WORK ORDER => Every line below that has "demo" in it should be copied.

App and web page records:
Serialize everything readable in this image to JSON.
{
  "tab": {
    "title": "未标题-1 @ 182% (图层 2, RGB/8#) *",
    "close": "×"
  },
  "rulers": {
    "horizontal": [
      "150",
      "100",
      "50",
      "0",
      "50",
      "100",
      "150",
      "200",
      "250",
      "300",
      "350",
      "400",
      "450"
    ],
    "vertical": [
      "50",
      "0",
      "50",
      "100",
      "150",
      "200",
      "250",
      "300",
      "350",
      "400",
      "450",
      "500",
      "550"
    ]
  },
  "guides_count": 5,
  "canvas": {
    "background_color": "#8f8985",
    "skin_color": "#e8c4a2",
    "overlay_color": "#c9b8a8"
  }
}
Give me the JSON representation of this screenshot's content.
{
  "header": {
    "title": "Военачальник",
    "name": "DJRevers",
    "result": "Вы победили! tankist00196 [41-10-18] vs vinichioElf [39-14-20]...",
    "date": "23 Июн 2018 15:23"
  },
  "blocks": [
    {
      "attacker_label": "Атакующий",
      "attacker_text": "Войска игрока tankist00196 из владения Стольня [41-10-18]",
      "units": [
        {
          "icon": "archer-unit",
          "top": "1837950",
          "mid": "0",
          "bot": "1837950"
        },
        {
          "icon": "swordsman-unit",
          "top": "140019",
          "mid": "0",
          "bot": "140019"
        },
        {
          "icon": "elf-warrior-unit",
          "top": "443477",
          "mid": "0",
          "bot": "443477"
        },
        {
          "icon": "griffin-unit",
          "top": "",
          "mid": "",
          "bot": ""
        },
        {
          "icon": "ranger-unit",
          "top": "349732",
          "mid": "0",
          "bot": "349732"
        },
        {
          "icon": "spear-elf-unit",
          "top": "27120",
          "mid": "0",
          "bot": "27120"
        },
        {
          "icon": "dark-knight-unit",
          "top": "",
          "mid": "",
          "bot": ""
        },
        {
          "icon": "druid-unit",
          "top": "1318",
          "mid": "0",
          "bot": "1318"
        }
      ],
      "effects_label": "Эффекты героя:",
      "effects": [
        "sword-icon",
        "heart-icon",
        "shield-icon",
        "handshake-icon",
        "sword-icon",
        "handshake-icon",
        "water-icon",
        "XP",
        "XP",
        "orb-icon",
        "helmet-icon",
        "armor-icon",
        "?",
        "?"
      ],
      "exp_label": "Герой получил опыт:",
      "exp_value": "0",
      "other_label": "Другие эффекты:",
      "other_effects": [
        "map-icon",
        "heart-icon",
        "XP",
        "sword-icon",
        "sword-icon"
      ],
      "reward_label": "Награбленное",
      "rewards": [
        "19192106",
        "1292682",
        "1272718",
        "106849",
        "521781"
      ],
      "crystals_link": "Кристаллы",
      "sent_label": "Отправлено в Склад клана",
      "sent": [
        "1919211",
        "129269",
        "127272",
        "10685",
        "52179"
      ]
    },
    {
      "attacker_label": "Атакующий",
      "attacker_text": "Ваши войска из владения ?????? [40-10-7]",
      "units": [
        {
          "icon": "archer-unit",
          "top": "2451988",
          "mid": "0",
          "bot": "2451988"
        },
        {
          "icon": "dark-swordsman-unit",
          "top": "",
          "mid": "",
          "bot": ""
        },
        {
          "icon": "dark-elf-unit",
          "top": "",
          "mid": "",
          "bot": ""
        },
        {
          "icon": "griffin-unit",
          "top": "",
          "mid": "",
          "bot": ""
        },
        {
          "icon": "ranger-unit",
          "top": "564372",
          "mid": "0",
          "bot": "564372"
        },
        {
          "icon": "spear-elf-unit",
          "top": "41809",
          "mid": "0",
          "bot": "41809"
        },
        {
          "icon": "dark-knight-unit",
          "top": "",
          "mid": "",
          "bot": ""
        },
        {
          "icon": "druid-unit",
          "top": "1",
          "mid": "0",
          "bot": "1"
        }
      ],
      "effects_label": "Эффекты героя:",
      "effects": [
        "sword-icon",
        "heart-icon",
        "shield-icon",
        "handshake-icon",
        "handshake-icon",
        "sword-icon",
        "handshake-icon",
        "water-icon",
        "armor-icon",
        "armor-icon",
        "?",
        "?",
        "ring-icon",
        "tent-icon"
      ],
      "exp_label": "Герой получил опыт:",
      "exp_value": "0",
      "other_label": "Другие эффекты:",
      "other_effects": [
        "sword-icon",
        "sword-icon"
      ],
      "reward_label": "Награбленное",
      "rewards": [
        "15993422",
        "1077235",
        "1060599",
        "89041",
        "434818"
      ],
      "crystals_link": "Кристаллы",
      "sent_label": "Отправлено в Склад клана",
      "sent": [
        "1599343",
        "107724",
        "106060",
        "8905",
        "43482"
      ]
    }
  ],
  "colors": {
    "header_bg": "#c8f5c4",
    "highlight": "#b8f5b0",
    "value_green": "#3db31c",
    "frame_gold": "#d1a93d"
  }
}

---

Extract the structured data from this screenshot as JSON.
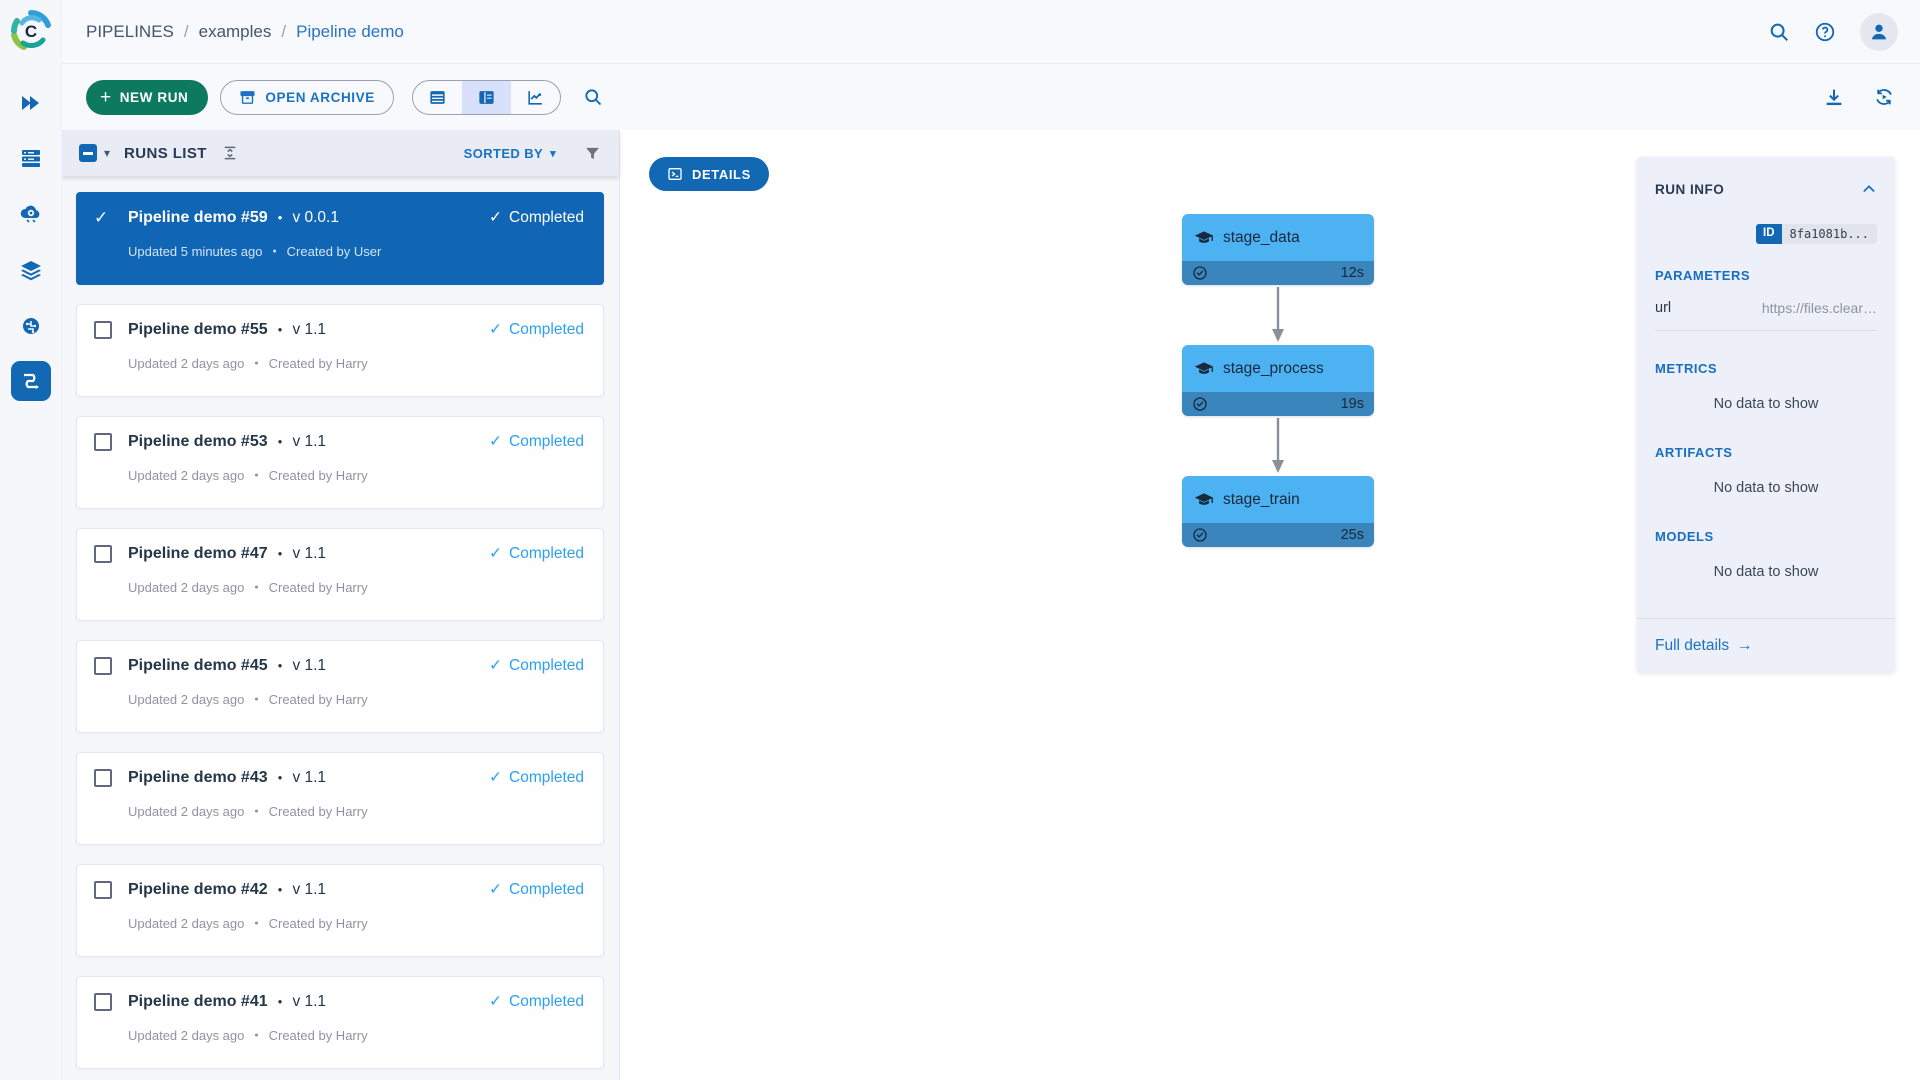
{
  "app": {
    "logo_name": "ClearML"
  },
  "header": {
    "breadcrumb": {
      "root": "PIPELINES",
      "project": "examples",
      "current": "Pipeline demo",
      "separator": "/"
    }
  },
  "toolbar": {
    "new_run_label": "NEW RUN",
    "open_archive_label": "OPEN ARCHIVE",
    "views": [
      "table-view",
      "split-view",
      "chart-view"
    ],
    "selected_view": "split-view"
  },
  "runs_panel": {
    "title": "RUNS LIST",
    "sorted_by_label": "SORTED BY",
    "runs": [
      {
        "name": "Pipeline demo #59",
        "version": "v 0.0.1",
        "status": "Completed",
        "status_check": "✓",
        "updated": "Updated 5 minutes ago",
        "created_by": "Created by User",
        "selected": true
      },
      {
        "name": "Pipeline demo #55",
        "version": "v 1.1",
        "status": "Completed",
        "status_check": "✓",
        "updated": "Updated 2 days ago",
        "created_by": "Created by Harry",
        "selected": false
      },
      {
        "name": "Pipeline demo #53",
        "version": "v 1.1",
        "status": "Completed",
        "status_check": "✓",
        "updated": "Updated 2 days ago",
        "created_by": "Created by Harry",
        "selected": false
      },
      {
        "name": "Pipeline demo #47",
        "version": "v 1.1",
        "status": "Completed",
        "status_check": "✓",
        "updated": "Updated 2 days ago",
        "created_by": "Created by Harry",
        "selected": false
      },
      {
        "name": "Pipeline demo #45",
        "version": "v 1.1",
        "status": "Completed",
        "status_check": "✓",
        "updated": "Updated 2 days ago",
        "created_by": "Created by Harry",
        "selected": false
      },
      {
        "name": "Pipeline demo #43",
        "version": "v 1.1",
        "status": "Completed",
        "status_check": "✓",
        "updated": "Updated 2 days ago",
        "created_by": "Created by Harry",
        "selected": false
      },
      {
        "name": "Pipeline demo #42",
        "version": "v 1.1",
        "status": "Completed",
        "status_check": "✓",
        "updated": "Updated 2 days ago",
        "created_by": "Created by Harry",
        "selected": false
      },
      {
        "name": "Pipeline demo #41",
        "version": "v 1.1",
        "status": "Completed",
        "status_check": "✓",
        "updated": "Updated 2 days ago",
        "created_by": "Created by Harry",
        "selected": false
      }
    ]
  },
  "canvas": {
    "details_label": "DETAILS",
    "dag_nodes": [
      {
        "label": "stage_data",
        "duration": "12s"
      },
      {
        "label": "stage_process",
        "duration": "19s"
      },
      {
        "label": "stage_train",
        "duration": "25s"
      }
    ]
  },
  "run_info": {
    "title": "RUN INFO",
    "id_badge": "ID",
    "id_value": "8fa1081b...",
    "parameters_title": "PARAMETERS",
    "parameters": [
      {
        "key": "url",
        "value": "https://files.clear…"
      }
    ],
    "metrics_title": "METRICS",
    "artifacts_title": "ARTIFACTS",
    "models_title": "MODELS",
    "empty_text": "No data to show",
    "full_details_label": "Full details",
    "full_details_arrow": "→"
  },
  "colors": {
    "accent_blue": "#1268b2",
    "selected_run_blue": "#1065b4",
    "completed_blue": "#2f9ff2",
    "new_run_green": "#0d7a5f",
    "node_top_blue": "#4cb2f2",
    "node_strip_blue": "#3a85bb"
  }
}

OUTPUT =>
      "current": "Pipeline demo",
        "name": "Pipeline demo #59",
        "name": "Pipeline demo #55",
        "name": "Pipeline demo #53",
        "name": "Pipeline demo #47",
        "name": "Pipeline demo #45",
        "name": "Pipeline demo #43",
        "name": "Pipeline demo #42",
        "name": "Pipeline demo #41",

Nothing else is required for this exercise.